Those are questions Jonathan Weltman, the project administrator of a nonprofit programme called Africa2Moon, hears often. He says he rejects the premise of the question as condescending. His usual response: Why hasn’t Africa been to the Moon already?
The organization is currently taking ideas for an eventual scientific Moon mission, but at this early stage it’s primarily working to create excitement about the idea. The goal is to inspire and educate Africans about space science from a young age, and ultimately get an African Moon mission launched. It runs an in-school programme throughout southern Africa all the way down to the kindergarten level. “Kids today who become aware of it and inspired by it may have an opportunity one day to even work on it,” he said.

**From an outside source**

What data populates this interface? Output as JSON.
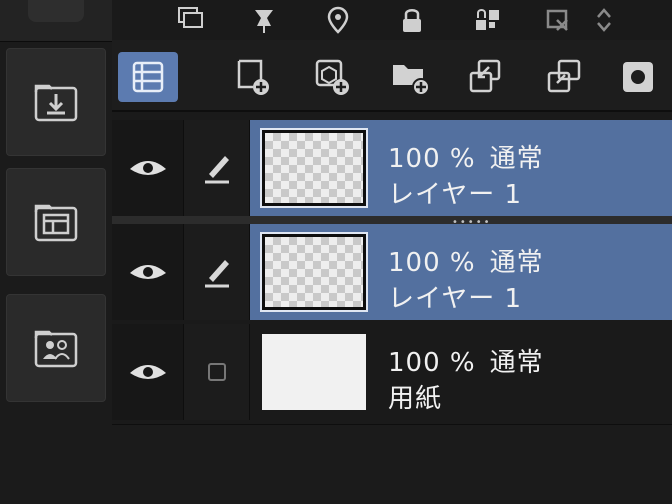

Weltman said that reaching young children is important because of their reaction: They learn to dream big. “You’re talking to somebody who has this open mind, and then you just talk about our ability as humankind to go beyond our planet, to look at other worlds,” he said. “And it doesn’t matter if you do it in the developed world or the developing world, you get that reaction.”
Space can have that power whether the science is focused on machines or people. Othman recalls that when the first Malaysian astronaut, Sheikh Muszaphar Shukor, went into space in 2007 to do biological experiments at the International Space Station, Malaysia was ecstatic.
“There was a realization of what a person would need to be to go into space – healthy, that sort of thing,” she said. “And then, what are you going to be doing in space? All of that created a great awareness of the bigger effects of space.”
The Ecuadorian Civilian Space Agency made use of Pegaso for just that purpose. The CubeSat provided Ecuadorian scientists and engineers with a chance to create their own technology, such as a unique design for a radiation shield. And once launched, it succeeded in its main mission: giving Ecuadorian children a clear window into space.
Pegaso beamed direct video from orbit into classrooms. It also sent a signal with data that the students learned to decode, using maths to determine its position in orbit. Nader said that helps them understand the practical uses for the mathematics and physics they learn in school.
“What we consider the best reason of all for making something in space, the most practical reason,” Nader said, “is the growing of the people.”